  • Outcome: As the FYE program matures the challenge will be to make FYE faculty and students more readily aware of FYE-related activities on campus in a timely manner so that they can be included in the out-of-class learning experiences, as well as creating better variety so that outside activities better relate to classroom content. Considerable effort will be placed on explaining and demonstrating the value of these outside activities on both the transition of students to college and their academic success.

Peer Mentorsimage of a helping hand

  • The availability of peer mentors was increased during Spring 2006, with more students (90.3% vs. 87.6%) and slightly more faculty (93.1% vs. 92.8%) indicating that their FYE class had a peer mentor, although fewer faculty (85.1% vs. 91.1%) played an active role in selecting their peer mentor. The value of peer mentors was even more apparent, with both students (59.3% vs. 58.2%) and especially faculty (83.3% vs.79.3%) feeling that having peer mentors was a positive aspect of their FYE class.
  • Outcome: During the first semester of the FYE program, both faculty and peer mentors were challenged with defining their interactive role. Additional Faculty Development activities and peer mentor training programs were added for Spring 2006, and will continue to be emphasized to facilitate this effort.

FYE Program Benefits
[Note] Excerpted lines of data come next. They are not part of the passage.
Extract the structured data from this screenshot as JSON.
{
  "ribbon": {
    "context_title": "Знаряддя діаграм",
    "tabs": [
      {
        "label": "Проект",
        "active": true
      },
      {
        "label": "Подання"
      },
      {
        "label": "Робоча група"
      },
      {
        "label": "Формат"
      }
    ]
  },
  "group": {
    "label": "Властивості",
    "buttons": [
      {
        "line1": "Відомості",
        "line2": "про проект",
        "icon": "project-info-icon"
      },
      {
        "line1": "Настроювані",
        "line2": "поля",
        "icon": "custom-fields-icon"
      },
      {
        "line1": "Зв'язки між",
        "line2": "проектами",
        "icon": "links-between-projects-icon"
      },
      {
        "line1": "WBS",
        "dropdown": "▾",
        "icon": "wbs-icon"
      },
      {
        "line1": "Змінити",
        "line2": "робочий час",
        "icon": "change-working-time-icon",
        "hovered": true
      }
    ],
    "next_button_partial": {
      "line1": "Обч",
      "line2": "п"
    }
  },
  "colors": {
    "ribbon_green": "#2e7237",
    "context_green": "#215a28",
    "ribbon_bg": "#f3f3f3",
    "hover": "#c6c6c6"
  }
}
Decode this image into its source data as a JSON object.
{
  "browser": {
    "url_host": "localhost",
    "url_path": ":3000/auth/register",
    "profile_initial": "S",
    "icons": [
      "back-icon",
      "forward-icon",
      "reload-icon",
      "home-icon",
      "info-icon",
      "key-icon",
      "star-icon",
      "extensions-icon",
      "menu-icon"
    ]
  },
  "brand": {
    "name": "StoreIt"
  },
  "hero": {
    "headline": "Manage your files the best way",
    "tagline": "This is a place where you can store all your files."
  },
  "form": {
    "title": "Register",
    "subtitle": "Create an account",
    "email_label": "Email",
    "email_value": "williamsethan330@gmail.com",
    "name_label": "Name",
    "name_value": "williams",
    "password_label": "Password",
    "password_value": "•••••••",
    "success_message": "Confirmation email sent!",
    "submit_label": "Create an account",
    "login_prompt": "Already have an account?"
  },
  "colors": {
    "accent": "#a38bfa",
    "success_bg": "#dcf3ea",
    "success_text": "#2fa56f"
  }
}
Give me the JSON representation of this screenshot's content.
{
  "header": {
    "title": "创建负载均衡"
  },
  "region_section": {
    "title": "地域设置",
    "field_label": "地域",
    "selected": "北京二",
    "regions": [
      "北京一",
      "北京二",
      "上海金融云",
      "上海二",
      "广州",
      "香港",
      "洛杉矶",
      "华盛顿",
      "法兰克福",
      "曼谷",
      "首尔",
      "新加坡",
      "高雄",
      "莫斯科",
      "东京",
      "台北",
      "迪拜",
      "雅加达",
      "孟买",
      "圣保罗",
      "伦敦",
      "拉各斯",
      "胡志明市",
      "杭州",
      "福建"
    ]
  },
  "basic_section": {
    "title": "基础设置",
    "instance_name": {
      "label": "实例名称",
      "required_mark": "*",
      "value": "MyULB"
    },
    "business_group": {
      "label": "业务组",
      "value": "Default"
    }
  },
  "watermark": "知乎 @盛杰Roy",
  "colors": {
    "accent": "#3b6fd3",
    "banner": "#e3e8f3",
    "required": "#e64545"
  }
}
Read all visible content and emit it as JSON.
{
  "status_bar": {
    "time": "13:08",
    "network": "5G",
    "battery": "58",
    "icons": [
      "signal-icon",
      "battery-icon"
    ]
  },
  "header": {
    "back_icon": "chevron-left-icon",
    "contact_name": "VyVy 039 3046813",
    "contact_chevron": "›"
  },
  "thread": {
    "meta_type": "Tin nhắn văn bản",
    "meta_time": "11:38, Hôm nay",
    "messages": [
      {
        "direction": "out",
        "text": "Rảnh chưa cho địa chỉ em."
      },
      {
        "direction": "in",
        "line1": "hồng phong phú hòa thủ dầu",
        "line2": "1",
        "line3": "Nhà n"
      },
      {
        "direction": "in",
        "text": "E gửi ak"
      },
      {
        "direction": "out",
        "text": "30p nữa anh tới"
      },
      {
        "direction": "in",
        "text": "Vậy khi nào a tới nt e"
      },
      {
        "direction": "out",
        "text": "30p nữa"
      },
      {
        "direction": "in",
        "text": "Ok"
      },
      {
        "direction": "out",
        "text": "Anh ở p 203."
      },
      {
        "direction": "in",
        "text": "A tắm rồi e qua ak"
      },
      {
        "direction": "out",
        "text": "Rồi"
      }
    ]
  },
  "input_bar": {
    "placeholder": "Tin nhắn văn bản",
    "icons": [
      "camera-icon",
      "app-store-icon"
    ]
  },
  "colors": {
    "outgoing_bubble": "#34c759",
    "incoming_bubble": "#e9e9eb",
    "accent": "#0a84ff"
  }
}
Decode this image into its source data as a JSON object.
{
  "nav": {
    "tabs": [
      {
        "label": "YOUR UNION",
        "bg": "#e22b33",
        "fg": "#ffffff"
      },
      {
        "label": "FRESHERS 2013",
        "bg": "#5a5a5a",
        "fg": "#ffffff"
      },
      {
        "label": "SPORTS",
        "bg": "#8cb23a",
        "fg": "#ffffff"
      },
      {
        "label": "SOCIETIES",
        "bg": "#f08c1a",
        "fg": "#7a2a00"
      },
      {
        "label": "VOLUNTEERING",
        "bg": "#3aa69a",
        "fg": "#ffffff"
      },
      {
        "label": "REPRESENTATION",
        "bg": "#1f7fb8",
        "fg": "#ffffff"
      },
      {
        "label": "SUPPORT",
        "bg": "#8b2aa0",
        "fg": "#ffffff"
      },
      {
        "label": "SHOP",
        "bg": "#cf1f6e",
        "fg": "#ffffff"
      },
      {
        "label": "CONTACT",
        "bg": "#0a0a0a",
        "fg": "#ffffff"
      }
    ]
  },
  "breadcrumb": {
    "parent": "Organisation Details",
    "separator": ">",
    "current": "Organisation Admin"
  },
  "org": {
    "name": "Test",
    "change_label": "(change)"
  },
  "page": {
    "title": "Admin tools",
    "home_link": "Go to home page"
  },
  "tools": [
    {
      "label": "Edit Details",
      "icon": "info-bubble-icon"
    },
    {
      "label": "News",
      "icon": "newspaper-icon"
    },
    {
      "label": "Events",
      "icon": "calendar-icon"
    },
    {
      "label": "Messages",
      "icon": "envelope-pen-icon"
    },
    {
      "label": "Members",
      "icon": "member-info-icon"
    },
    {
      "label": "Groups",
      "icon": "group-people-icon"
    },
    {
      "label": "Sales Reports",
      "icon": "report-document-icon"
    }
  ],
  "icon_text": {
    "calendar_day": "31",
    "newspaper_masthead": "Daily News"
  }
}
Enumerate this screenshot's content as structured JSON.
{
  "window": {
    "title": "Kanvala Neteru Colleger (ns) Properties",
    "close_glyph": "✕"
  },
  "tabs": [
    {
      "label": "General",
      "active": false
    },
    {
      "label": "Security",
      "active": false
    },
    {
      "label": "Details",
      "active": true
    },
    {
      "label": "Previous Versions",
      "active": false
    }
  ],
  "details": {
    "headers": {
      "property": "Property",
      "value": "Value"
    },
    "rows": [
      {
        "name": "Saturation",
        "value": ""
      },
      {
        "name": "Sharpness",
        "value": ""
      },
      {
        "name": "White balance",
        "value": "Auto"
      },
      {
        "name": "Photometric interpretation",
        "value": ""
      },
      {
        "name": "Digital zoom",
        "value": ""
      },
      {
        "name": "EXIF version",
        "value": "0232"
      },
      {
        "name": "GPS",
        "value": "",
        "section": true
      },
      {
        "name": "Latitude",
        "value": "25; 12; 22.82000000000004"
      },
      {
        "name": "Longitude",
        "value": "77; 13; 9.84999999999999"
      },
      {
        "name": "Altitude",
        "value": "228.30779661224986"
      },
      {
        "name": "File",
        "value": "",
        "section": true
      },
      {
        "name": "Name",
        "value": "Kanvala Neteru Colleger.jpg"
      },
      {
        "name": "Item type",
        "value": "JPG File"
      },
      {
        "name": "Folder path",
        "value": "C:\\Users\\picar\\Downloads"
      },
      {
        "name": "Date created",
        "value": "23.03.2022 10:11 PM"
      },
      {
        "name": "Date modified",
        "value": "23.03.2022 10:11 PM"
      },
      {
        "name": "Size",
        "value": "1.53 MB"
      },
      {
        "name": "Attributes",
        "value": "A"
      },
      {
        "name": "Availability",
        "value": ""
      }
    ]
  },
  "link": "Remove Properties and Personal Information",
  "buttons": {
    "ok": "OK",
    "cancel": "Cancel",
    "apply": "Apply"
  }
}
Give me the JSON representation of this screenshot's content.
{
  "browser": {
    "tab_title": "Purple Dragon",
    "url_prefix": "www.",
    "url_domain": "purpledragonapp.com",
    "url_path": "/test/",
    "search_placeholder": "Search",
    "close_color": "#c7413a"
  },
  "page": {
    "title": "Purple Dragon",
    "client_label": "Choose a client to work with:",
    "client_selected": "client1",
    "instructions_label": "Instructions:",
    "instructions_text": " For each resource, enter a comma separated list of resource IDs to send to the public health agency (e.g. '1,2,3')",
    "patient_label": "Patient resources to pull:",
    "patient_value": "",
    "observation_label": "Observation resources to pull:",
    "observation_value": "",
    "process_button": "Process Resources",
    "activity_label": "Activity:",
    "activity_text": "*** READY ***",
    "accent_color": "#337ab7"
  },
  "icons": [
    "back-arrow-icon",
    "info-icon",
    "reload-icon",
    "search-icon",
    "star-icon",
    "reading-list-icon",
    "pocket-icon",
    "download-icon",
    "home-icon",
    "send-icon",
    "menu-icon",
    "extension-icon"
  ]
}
  • image of moving upwardThe FYE program began with 12 goals contributing to a successful educational experience for new WIU freshmen. Based on student perceptions, the first semester of WIU’s new FYE program was from 45.7% to 68.4% successful in accomplishing these goals. Student perceptions Spring 2006 continued to demonstrate the value of the FYE program, indicating its 44.1% to 71.6% success in accomplishing these 12 goals.
    • Help students manage the transition from high school to college – 49.8%, down from 50.6%
    • Help students develop effective study skills – 44.1%, down from 45.7%
    • Help students fit into the WIU community – 50.8%, down from 51.4%
    • Help students learn to go for help when they need it – 53.5%, down from 57.1%
    • Encourage students to be involved in campus activities – 71.6%, up from 68.4%
    • Have a positive impact on student relationships with faculty – 65.8%, up from 63.7%
    • Have a positive impact on student relationships with other students – 68.5%, up from 65.0%
    • Help students respect the views of others – 69.3%, up from 66.7%
    • Broaden student experiences – 67.6%, up from 58.3%
    • Help students value the importance of lifelong learning – 64.1%, up from 56.0%
    • Help students appreciate that learning extends beyond the classroom – 62.4%, up from 61.1%
    • Help students be more successful in their first year of college – 50.0%, down from 50.5%


  • Fall 2005 FYE survey results provided a benchmark against which to measure the continuing development of Western’s innovated FYE program. In Spring 2006, 7 of the 12 areas showed improvement, especially the 16% increase in broadening student experiences (67.6% vs. 58.3). These positive success areas demonstrate the value of the FYE program, and provide insight into revisions that will enable the program to more fully meet its goals in future years. However, 5 of the 12 areas decreased, most notably the 57.1% to 53.5% decrease helping students learn where to go to help when they need it. Those areas with need a greater emphasis during the 2006-07 FYE program.


View Additional FYE Survey Results